Working in Neighborhoods, a Cincinnati-based community development not-for-profit, has won a federal grant to help reduce pollution and flooding from sewer overflows.
The U.S. Environmental Protection Agency announced an award of $120,000 to the agency to help improve management of the Mill Creek watershed and reduce the runoff and pollution that occurs during heavy rains when storm water overwhelms neighborhood sewer systems.
WIN was one of 18 community-based organizations nationwide to win the grant, which was made under the EPA’s Environmental Justice Collaborative Problem-Solving Agreements program. The program funds non-profit agencies that want to create partnerships with industry, government, and academia to develop solutions that address environmental and public health issues in their communities.

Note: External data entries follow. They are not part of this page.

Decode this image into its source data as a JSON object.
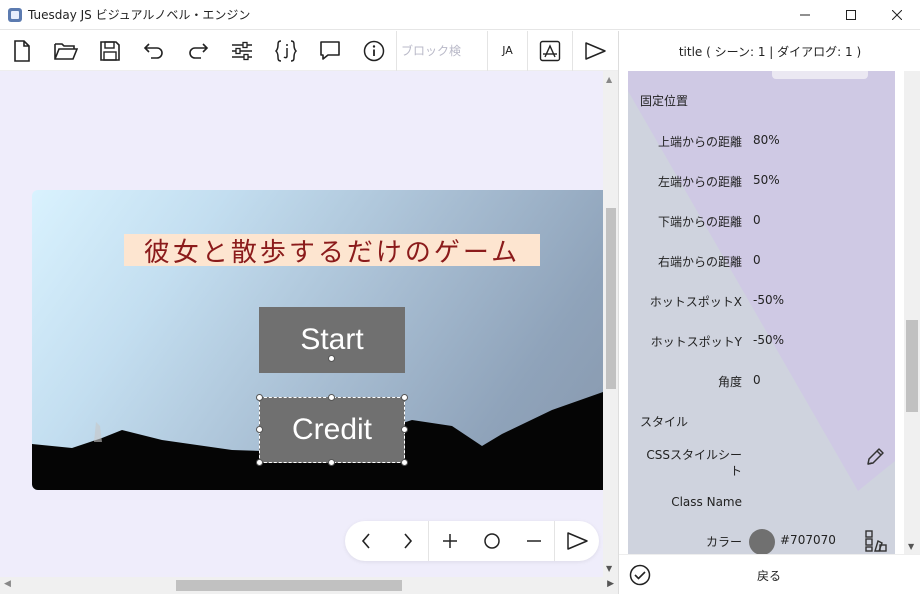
{
  "window": {
    "title": "Tuesday JS ビジュアルノベル・エンジン"
  },
  "toolbar": {
    "icons": [
      "new-file-icon",
      "open-folder-icon",
      "save-icon",
      "undo-icon",
      "redo-icon",
      "settings-sliders-icon",
      "variables-braces-icon",
      "comment-icon",
      "info-icon"
    ],
    "search_placeholder": "ブロック検",
    "lang_label": "JA",
    "extra_icons": [
      "build-app-icon",
      "play-icon"
    ]
  },
  "preview": {
    "game_title": "彼女と散歩するだけのゲーム",
    "start_label": "Start",
    "credit_label": "Credit"
  },
  "nav_controls": {
    "icons": [
      "chevron-left-icon",
      "chevron-right-icon",
      "zoom-in-icon",
      "zoom-reset-icon",
      "zoom-out-icon",
      "play-icon"
    ]
  },
  "panel": {
    "header": "title ( シーン: 1 | ダイアログ: 1 )",
    "section_fixed": "固定位置",
    "props": [
      {
        "label": "上端からの距離",
        "value": "80%"
      },
      {
        "label": "左端からの距離",
        "value": "50%"
      },
      {
        "label": "下端からの距離",
        "value": "0"
      },
      {
        "label": "右端からの距離",
        "value": "0"
      },
      {
        "label": "ホットスポットX",
        "value": "-50%"
      },
      {
        "label": "ホットスポットY",
        "value": "-50%"
      },
      {
        "label": "角度",
        "value": "0"
      }
    ],
    "section_style": "スタイル",
    "css_label_line1": "CSSスタイルシー",
    "css_label_line2": "ト",
    "classname_label": "Class Name",
    "color_label": "カラー",
    "color_value": "#707070",
    "back_label": "戻る"
  }
}
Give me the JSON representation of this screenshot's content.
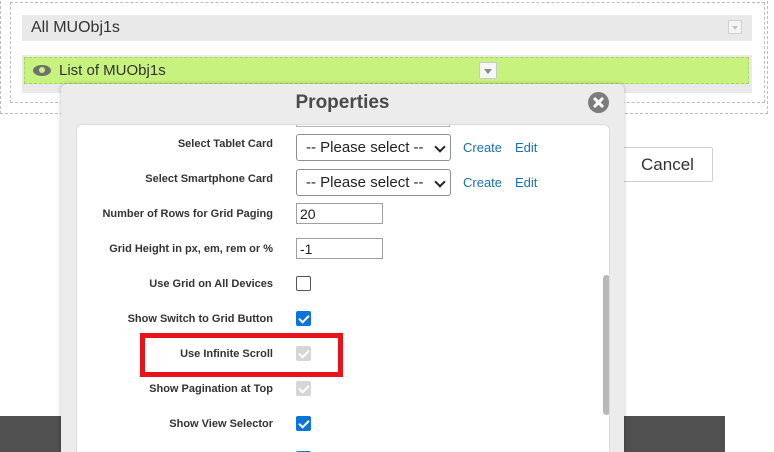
{
  "background": {
    "section_title": "All MUObj1s",
    "list_title": "List of MUObj1s",
    "cancel_label": "Cancel"
  },
  "dialog": {
    "title": "Properties",
    "rows": {
      "tablet_card": {
        "label": "Select Tablet Card",
        "value": "-- Please select --",
        "create": "Create",
        "edit": "Edit"
      },
      "smartphone_card": {
        "label": "Select Smartphone Card",
        "value": "-- Please select --",
        "create": "Create",
        "edit": "Edit"
      },
      "rows_per_page": {
        "label": "Number of Rows for Grid Paging",
        "value": "20"
      },
      "grid_height": {
        "label": "Grid Height in px, em, rem or %",
        "value": "-1"
      },
      "grid_all_devices": {
        "label": "Use Grid on All Devices",
        "checked": false,
        "disabled": false
      },
      "switch_to_grid": {
        "label": "Show Switch to Grid Button",
        "checked": true,
        "disabled": false
      },
      "infinite_scroll": {
        "label": "Use Infinite Scroll",
        "checked": true,
        "disabled": true
      },
      "pagination_top": {
        "label": "Show Pagination at Top",
        "checked": true,
        "disabled": true
      },
      "view_selector": {
        "label": "Show View Selector",
        "checked": true,
        "disabled": false
      }
    }
  },
  "colors": {
    "accent": "#0b73d9",
    "list_bar": "#c8f27e",
    "highlight": "#e8141c",
    "link": "#1a6fb4"
  }
}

“This EPA grant will help a community in Cincinnati disproportionately impacted by water pollution and flooding to find local solutions,” says EPA Region 5 Administrator Kurt Thiede.
With the grant, WIN, which is based in South Cumminsville, will work to install green infrastructure to prevent storm water from flooding homes and overwhelming sewers in about 25 properties in the Mill Creek watershed.
Through a project called Partners for Better Watershed Management, WIN will develop a comprehensive watershed management plan to reduce stormwater runoff entering Cincinnati’s combined sewer system and polluting waterways, the EPA says.
The agency will conduct phone banking and outreach through social media, hold demonstrations and educational workshops, and bring together community stakeholders to develop a plan to reduce runoff in Mill Creek valley neighborhoods that have been disproportionately impacted by water pollution.Working in Neighborhoods was created in 1978 to help low-income residents with home ownership and financial education. It has renovated more than 100 homes and sold them to first-time home buyers. Its executive director is Sister Barbara Busch.